(No, it’s not Sudoku.)
After a many-year hiatus, I just re-subscribed to GAMES Magazine, and in my first issue (September 2009), I was pleased to discover several puzzles with a mathematical slant. One of them was Strimko, a puzzle based on Latin squares, and developed by the Grabarchuk family.

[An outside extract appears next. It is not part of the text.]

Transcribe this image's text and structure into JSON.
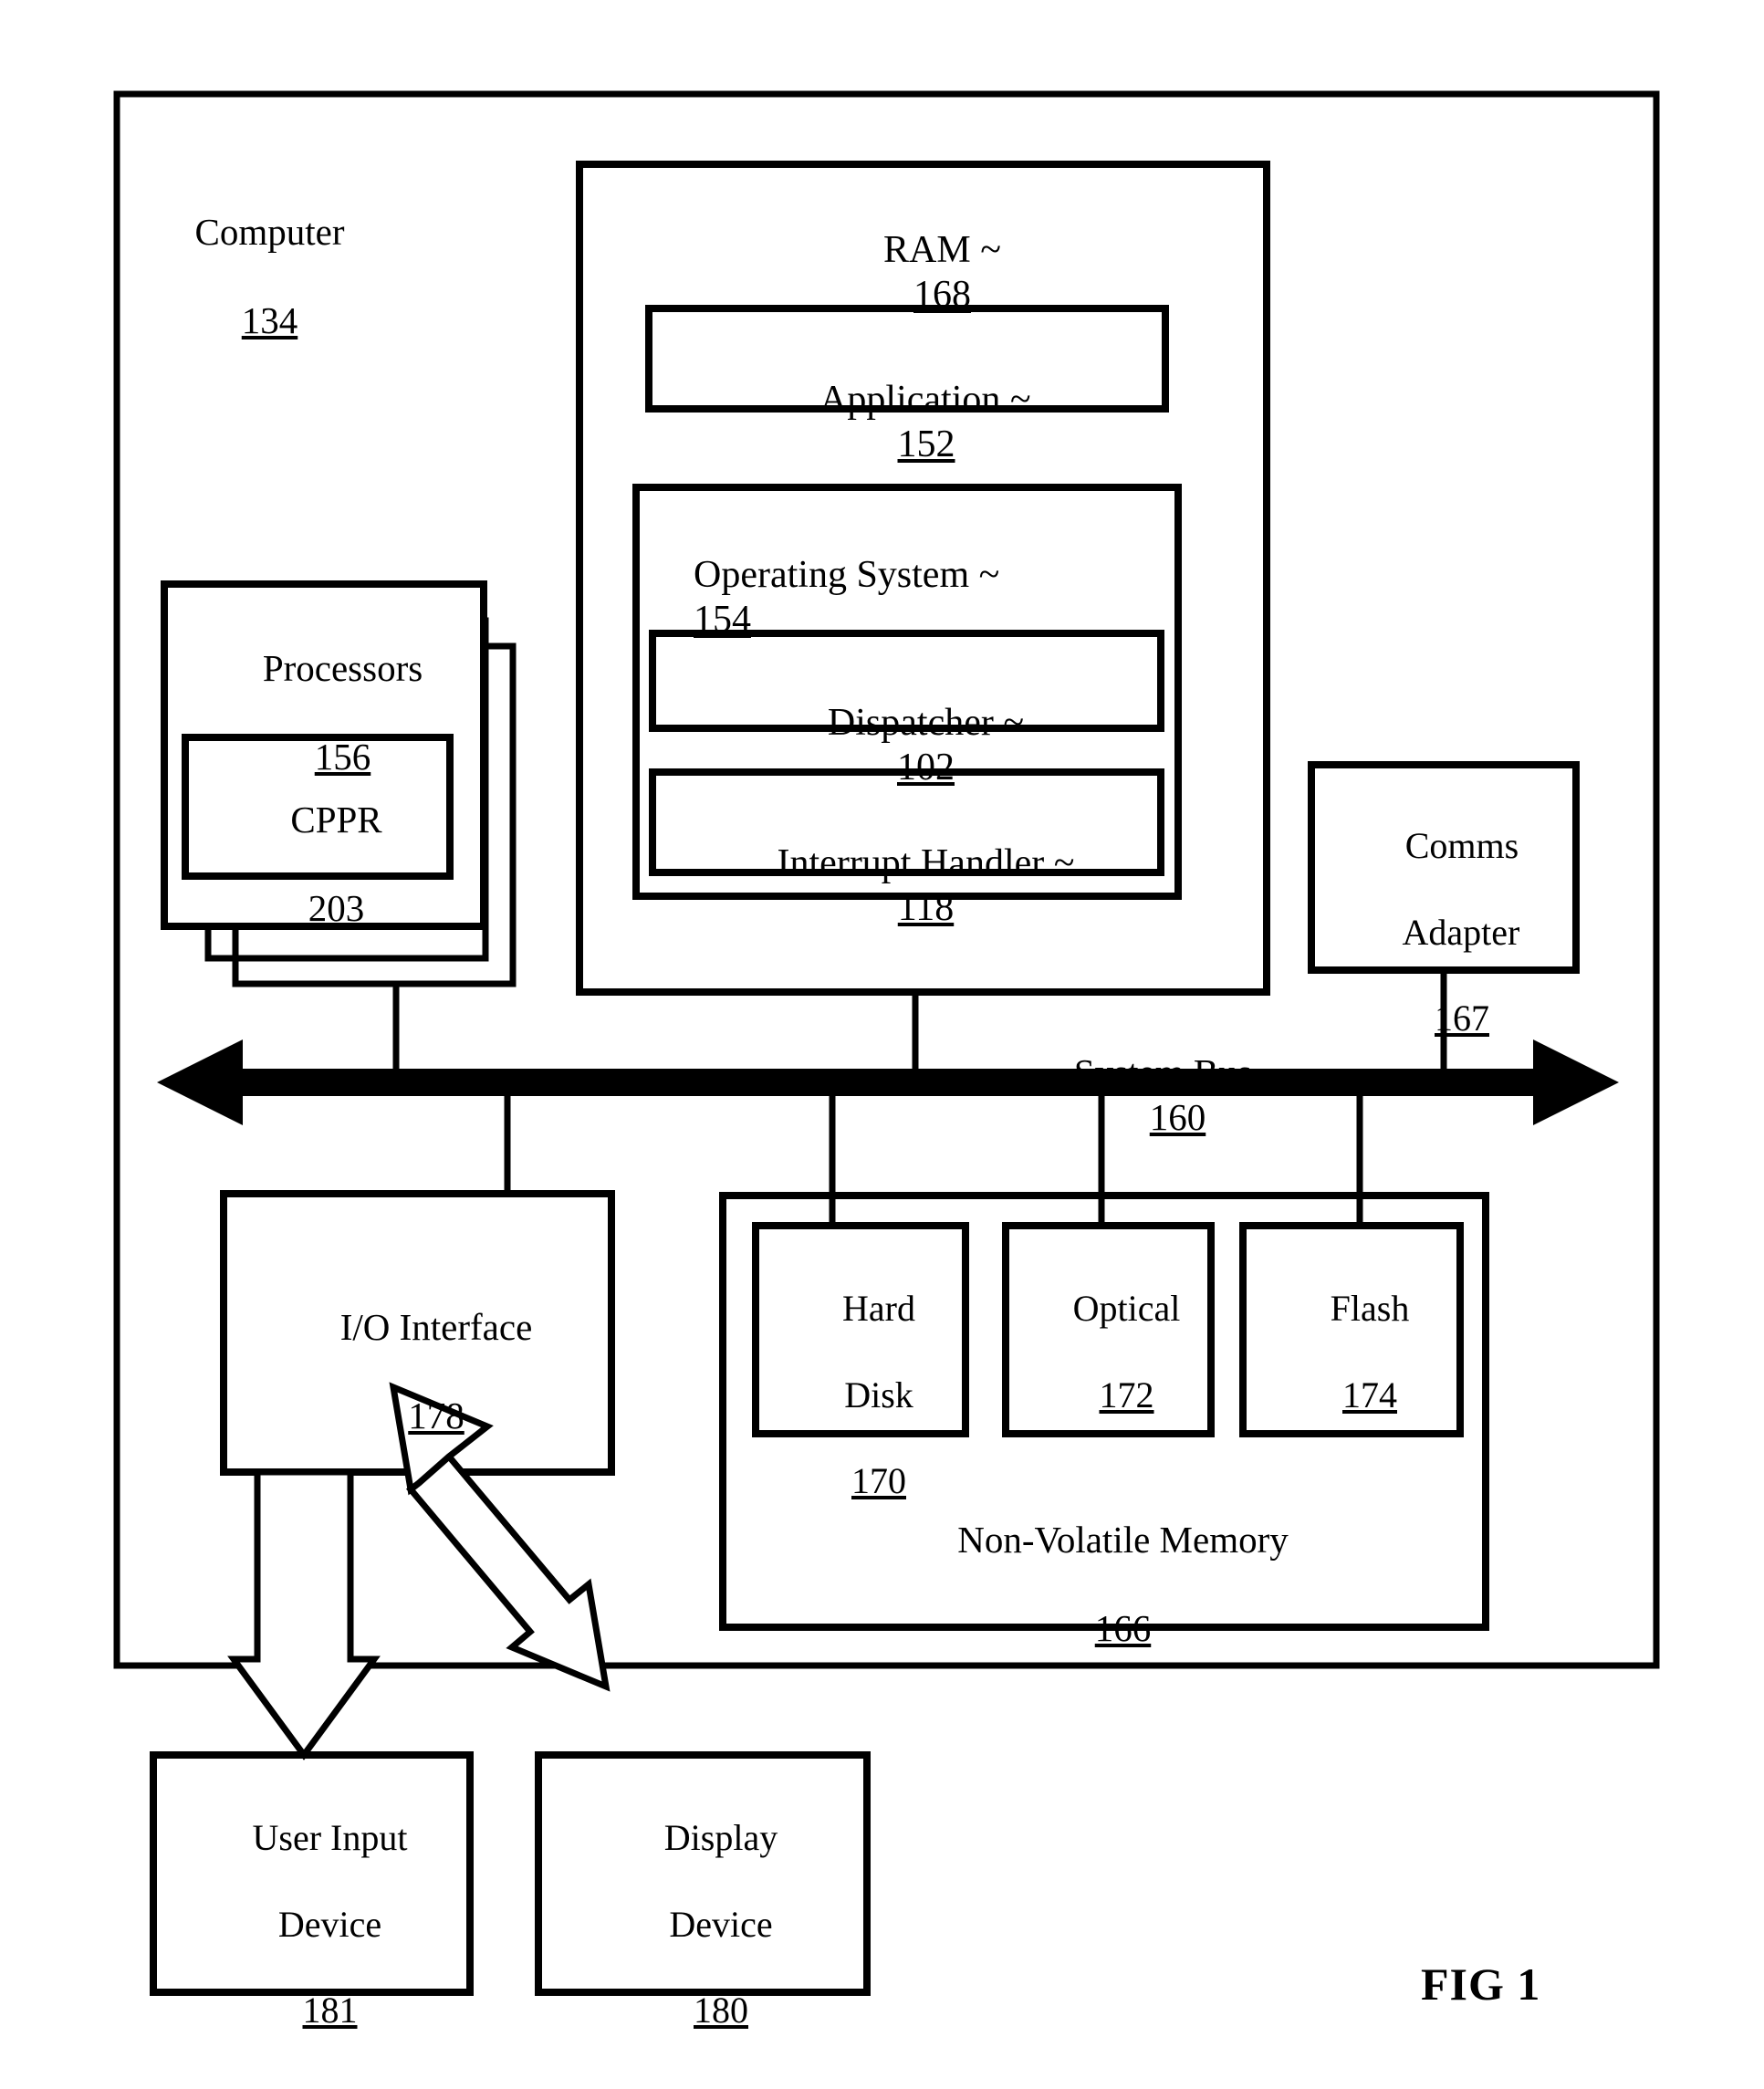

Here’s an example (click to solve online):
The idea is simple: each row and column of an nxn grid must contain the number 1, 2, …, n exactly once (that is, the grid must form a Latin square), and each “stream” (connected path in the grid) must also contain the numbers 1, 2, …, n exactly once.
The official site claims that the minimum number of clues required for an nxn grid is n-1 for n=4, 5, 6, and 7, and also says, “This is another unique feature of Strimko.” They do not provide a proof, though, so here’s an opportunity for a nice exercise. (On a related note, a MathSciNet search for “Strimko” returned 0 results, while “latin square” returned 1888 results. It is left to the reader to determine if there’s anything relevant there.)
There are a few sites that provide weekly (here) or monthly (here, here) puzzle sets. So in addition to your daily Sudoku fix, maybe a crossword puzzle, and checking your email, you now have yet another way to avoid doing work.